Let's say a Congressman or a Senator wants to introduce a bill in the US Congress. What are the absolute minimum conditions the bill would have to satisfy in order for it to go through an actual vote? Do they have to convince a minimum number of colleagues first, get support from their Majority/Minority leader, do something else?
Without trying to take away anything from this excellent report, here are some of the primary details related to the question.
It is a complex process so its hard to describe it in a short answer but the linked report titled Introduction to the Legislative Process in the U.S. Congress explains the process in great detail
Legislation may take one of several forms, depending on the intended purpose. Bills and joint resolutions may become law if enacted during the two-year Congress in which they were introduced. Simple resolutions and concurrent resolutions are the other options; these measures cannot make law, but may be used by each chamber, or by both, to publicly express sentiments or accomplish internal administrative or organizational tasks, such as establishing their rules for proceeding.7
Only Members of the House or Senate may introduce legislation, though occasionally a Member introduces legislation by request of the President. Members and their staff typically consult with nonpartisan attorneys in each chamber's Legislative Counsel office for assistance in putting policy proposals into legislative language. Members may circulate the bill and ask others in the chamber—often via Dear Colleague letters—to sign on as original co-sponsors of a bill to demonstrate a solid base of support for the idea.
In the House, a bill is introduced when it is dropped in the hopper (a wooden box on the House floor). In the Senate, the bill is submitted to clerks on the Senate floor. Upon introduction, the bill will receive a designation based on the chamber of introduction, for example, H.R. or H.J.Res. for House-originated bills or joint resolutions and S. or S.J.Res. for Senate-originated measures. It will also receive a number, which is typically the next number available in sequence during that two-year Congress
In the House, bills then are referred by the Speaker, on the advice of the nonpartisan parliamentarian, to all committees that have jurisdiction over the provisions in the bill, as determined by the chamber's standing rules and past referral decisions. Most bills fall under the jurisdiction of one committee. If multiple committees are involved and receive the bill, each committee may work only on the portion of the bill under its jurisdiction. One of those committees will be designated the primary committee of jurisdiction and will likely take the lead on any action that may occur.
In the Senate, bills are typically referred to committee in a similar process, though in almost all cases, the bill is referred to only the committee with jurisdiction over the issue that predominates in the bill. In a limited number of cases, a bill might not be referred to committee, but instead be placed directly on the Senate Calendar of Business through a series of procedural steps on the floor.10
That report is a must read.

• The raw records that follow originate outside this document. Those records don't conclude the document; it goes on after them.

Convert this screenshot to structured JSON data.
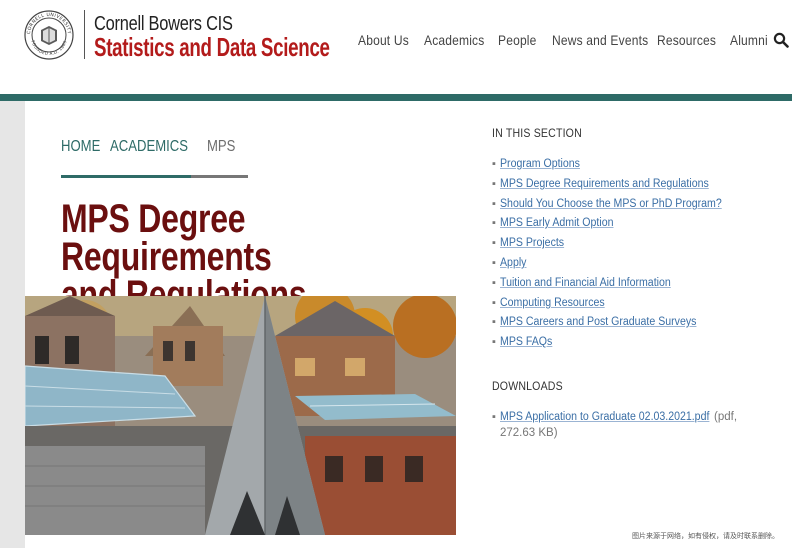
{
  "header": {
    "brand_line1": "Cornell Bowers CIS",
    "brand_line2": "Statistics and Data Science",
    "seal_text_top": "CORNELL UNIVERSITY",
    "seal_text_bottom": "FOUNDED A.D. 1865",
    "nav": [
      {
        "label": "About Us"
      },
      {
        "label": "Academics"
      },
      {
        "label": "People"
      },
      {
        "label": "News and Events"
      },
      {
        "label": "Resources"
      },
      {
        "label": "Alumni"
      }
    ],
    "search_icon": "search-icon"
  },
  "breadcrumb": {
    "home": "HOME",
    "academics": "ACADEMICS",
    "current": "MPS"
  },
  "page": {
    "title_line1": "MPS Degree Requirements",
    "title_line2": "and Regulations"
  },
  "sidebar": {
    "section_heading": "IN THIS SECTION",
    "bullet": "▪",
    "links": [
      {
        "label": "Program Options"
      },
      {
        "label": "MPS Degree Requirements and Regulations"
      },
      {
        "label": "Should You Choose the MPS or PhD Program?"
      },
      {
        "label": "MPS Early Admit Option"
      },
      {
        "label": "MPS Projects"
      },
      {
        "label": "Apply"
      },
      {
        "label": "Tuition and Financial Aid Information"
      },
      {
        "label": "Computing Resources"
      },
      {
        "label": "MPS Careers and Post Graduate Surveys"
      },
      {
        "label": "MPS FAQs"
      }
    ],
    "downloads_heading": "DOWNLOADS",
    "download": {
      "label": "MPS Application to Graduate 02.03.2021.pdf",
      "meta_line1": "(pdf,",
      "meta_line2": "272.63 KB)"
    }
  },
  "watermark": "图片来源于网络，如有侵权，请及时联系删除。",
  "colors": {
    "teal": "#2e6b67",
    "brand_red": "#b31b1b",
    "title_maroon": "#6b0f0f",
    "link_blue": "#3a6ea5"
  }
}
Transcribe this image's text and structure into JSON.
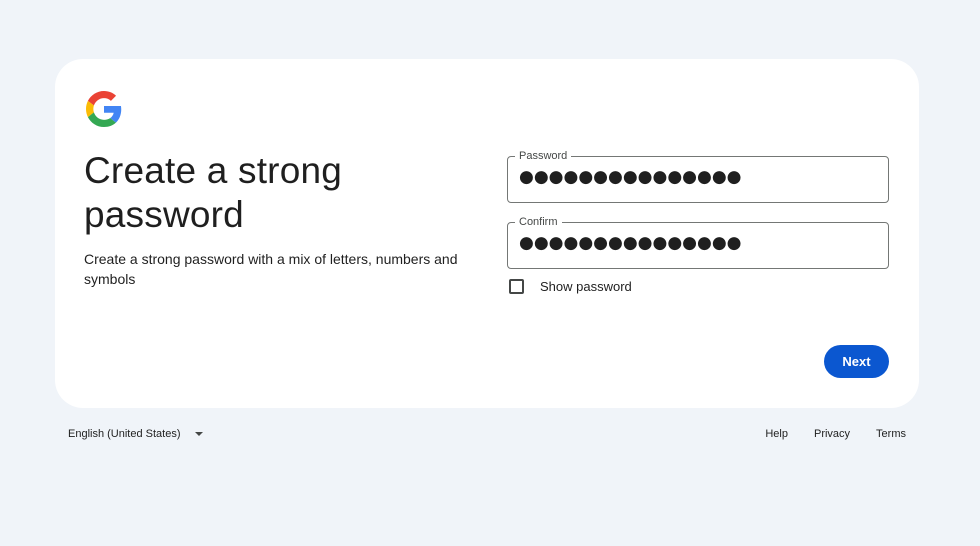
{
  "page": {
    "title": "Create a strong password",
    "subtitle": "Create a strong password with a mix of letters, numbers and symbols"
  },
  "brand": {
    "logo_icon": "google-g-icon",
    "colors": {
      "blue": "#4285F4",
      "red": "#EA4335",
      "yellow": "#FBBC05",
      "green": "#34A853"
    }
  },
  "form": {
    "password": {
      "label": "Password",
      "value": "●●●●●●●●●●●●●●●"
    },
    "confirm": {
      "label": "Confirm",
      "value": "●●●●●●●●●●●●●●●"
    },
    "show_password": {
      "label": "Show password",
      "checked": false
    }
  },
  "actions": {
    "next_label": "Next",
    "accent": "#0b57d0"
  },
  "footer": {
    "language": "English (United States)",
    "links": [
      "Help",
      "Privacy",
      "Terms"
    ]
  }
}
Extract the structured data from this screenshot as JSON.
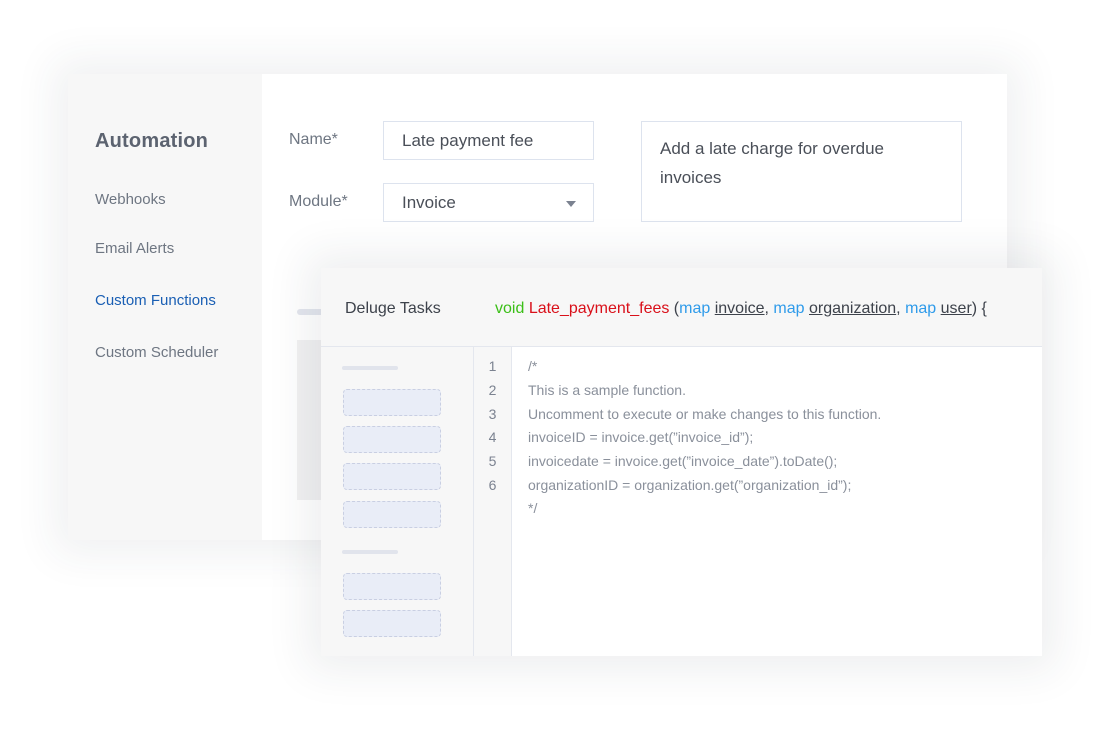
{
  "sidebar": {
    "title": "Automation",
    "items": [
      {
        "label": "Webhooks",
        "active": false
      },
      {
        "label": "Email Alerts",
        "active": false
      },
      {
        "label": "Custom Functions",
        "active": true
      },
      {
        "label": "Custom Scheduler",
        "active": false
      }
    ]
  },
  "form": {
    "name_label": "Name*",
    "name_value": "Late payment fee",
    "module_label": "Module*",
    "module_value": "Invoice",
    "description_value": "Add a late charge for overdue invoices"
  },
  "editor": {
    "header_title": "Deluge Tasks",
    "signature": {
      "return_type": "void",
      "function_name": "Late_payment_fees",
      "open_paren": " (",
      "params": [
        {
          "type": "map",
          "name": "invoice"
        },
        {
          "type": "map",
          "name": "organization"
        },
        {
          "type": "map",
          "name": "user"
        }
      ],
      "separator": ", ",
      "close": ") {"
    },
    "line_numbers": [
      "1",
      "2",
      "3",
      "4",
      "5",
      "6"
    ],
    "code_lines": [
      "/*",
      "This is a sample function.",
      "Uncomment to execute or make changes to this function.",
      "invoiceID = invoice.get(”invoice_id”);",
      "invoicedate = invoice.get(”invoice_date”).toDate();",
      "organizationID = organization.get(”organization_id”);",
      "*/"
    ]
  },
  "colors": {
    "active_nav": "#1a5fb4",
    "keyword_void": "#3bbf17",
    "function_name": "#d9101a",
    "keyword_map": "#2f9bea"
  }
}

To continue a few more key steps. The assigned committee must refer the bill to the floor (subject to a rare procedural exception where the whole body "pulls" the bill out of the committee to the floor by a supermajority) of the House or Senate respectively. In the House, the Rules Committee then decides when or if there will be a House vote and what amendments will be allowed to be considered. The Senate has a less structured process of the whole Senate but a filibuster and certain other obscure procedures can prevent the whole Senate from taking up a bill.– ohwilleke ♦Sep 27, 2017 at 12:50